Purpose: To review enhanced depth imaging optical coherence tomography of intraocular tumors.
Methods: Review of tumor surface topography and internal characteristics based on published reports and personal experience.
Results: Using enhanced depth imaging optical coherence tomography, choroidal nevus showed smooth moderate dome-shape and with overlying retinal pigment epithelial alterations, subretinal cleft, and photoreceptor loss. Choroidal melanoma was smooth, moderately dome-shaped, and with overlying “shaggy” photoreceptors. Choroidal metastasis showed “lumpy, bumpy” irregular surface topography, subretinal fluid, and shaggy photoreceptors. Choroidal hemangioma was smooth, acutely dome-shaped and with subretinal fluid and/or cystoid retinal edema. Choroidal lymphoma showed “placid, rippled, or seasick” surface, correlating with increasing tumor thickness. Choroidal osteoma displayed smooth undulating surface with intralesional lamellar lines and tubules, representing bone lamellae or vessels. Choroidal melanocytosis produced flat but uniformly thickened choroid with increased stromal density. Choroidal hemorrhage displayed slightly “scalloped” surface in the outer choroid. All choroidal tumors showed inward compression of the choroidal vasculature, except for hemangioma in which the vessels were expanded. Sclerochoroidal calcification arose within the sclera as a “rocky” or “rolling” topography and solitary idiopathic choroiditis appeared as a domed or “volcanic” focal scleral thickening, each causing intense choroidal compression.

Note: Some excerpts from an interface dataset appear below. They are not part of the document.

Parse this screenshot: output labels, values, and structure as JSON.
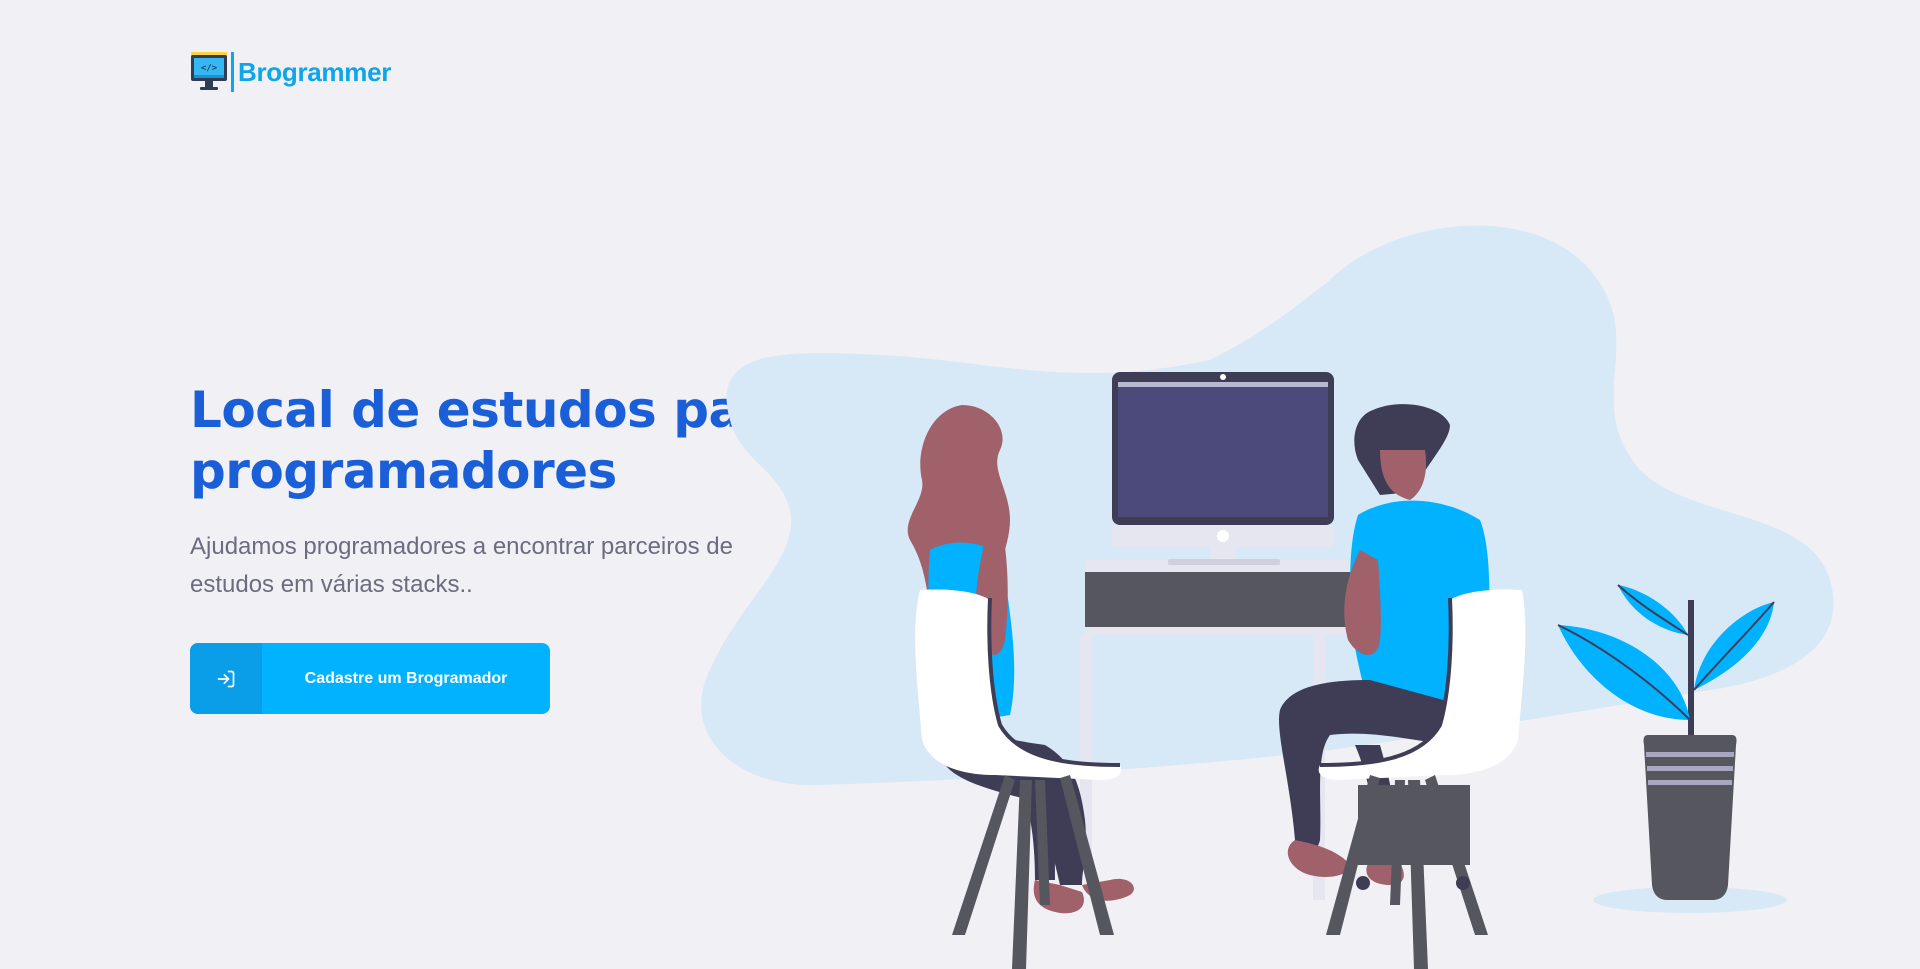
{
  "header": {
    "logo_text": "Brogrammer",
    "logo_icon": "monitor-code-icon"
  },
  "hero": {
    "title": "Local de estudos para programadores",
    "description": "Ajudamos programadores a encontrar parceiros de estudos em várias stacks..",
    "cta_label": "Cadastre um Brogramador",
    "cta_icon": "sign-in-icon"
  },
  "illustration": {
    "name": "two-programmers-at-desk-illustration"
  },
  "colors": {
    "background": "#F0F0F5",
    "title": "#1A5FD8",
    "accent": "#00B2FF",
    "accent_dark": "#0A9EE8",
    "text_muted": "#6C6C80",
    "blob": "#D7E8F6"
  }
}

Retinal tumors such as small retinoblastoma, astrocytic hamartoma, and hemangioblastoma arose abruptly adjacent to normal retina. Exophytic retinoblastoma and retinal hemangioblastoma depicted a full-thickness disorganized retinal mass with normal retina draped over the margins. Flat astrocytic hamartoma arose within the nerve fiber layer, and thicker tumors involved full-thickness retina with “moth-eaten” or cavitary appearance. Retinal pigment epithelial lesions such as congenital hypertrophy of retinal pigment epithelial showed flat topography with transmission of light through lacunae, occasional subretinal cleft and uniform photoreceptor loss, whereas combined hamartoma of retina/retinal pigment epithelial showed “sawtooth” pattern of vitreoretinal traction leading to mini-peak or maxi-peak retinal folds.
Conclusions: Enhanced depth imaging optical coherence tomography shows characteristic topographical and intralesional patterns that appear to be suggestive for selected intraocular tumors.
Enhanced depth imaging optical coherence tomography depicts tumor topography as dome-shaped for choroidal nevus and small melanoma, slightly &#x201C;lumpy bumpy&#x201D; for metastasis, &#x201C;placid, rippled, or seasick&#x201D; for lymphoma, &#x201C;sawtooth&#x201D; for combined hamartoma, and &#x201C;rock and rolling&#x201D; for sclerochoroidal calcification.
*Ocular Oncology Service, Wills Eye Hospital, Thomas Jefferson University, Philadelphia, Pennsylvania; and
†Eye Clinic, Department of Biomedical and Clinical Science “Luigi Sacco,” University of Milan, Luigi Sacco Hospital, Milan, Italy.
Reprint requests: Carol L. Shields, MD, Ocular Oncology Service, Suite 1440, Wills Eye Institute, 840 Walnut Street, Philadelphia, PA 19107; e-mail: firstname.lastname@example.org
Supported by Eye Tumor Research Foundation, Philadelphia, PA (C.L.S. and J.A.S.), Lift for a Cure, Morrisdale, PA (C.L.S. and J.A.S.), and the Lucille Wiedman fund for Pediatric Eye Cancer, Philadelphia, PA (J.A.S., C.L.S.). The funders had no role in the design and conduct of the study, in the collection, analysis, and interpretation of the data, and in the preparation, review, or approval of the manuscript.
None of the authors have any conflicting interests to disclose.
Presented in part as the 2013 Francesco Orzalesi Lecture, Milan, Italy, December 12, 2013 (C.L.S.).
C. L. Shields, has had full access to all the data in the study and takes responsibility for the integrity of the data and the accuracy of the data analysis.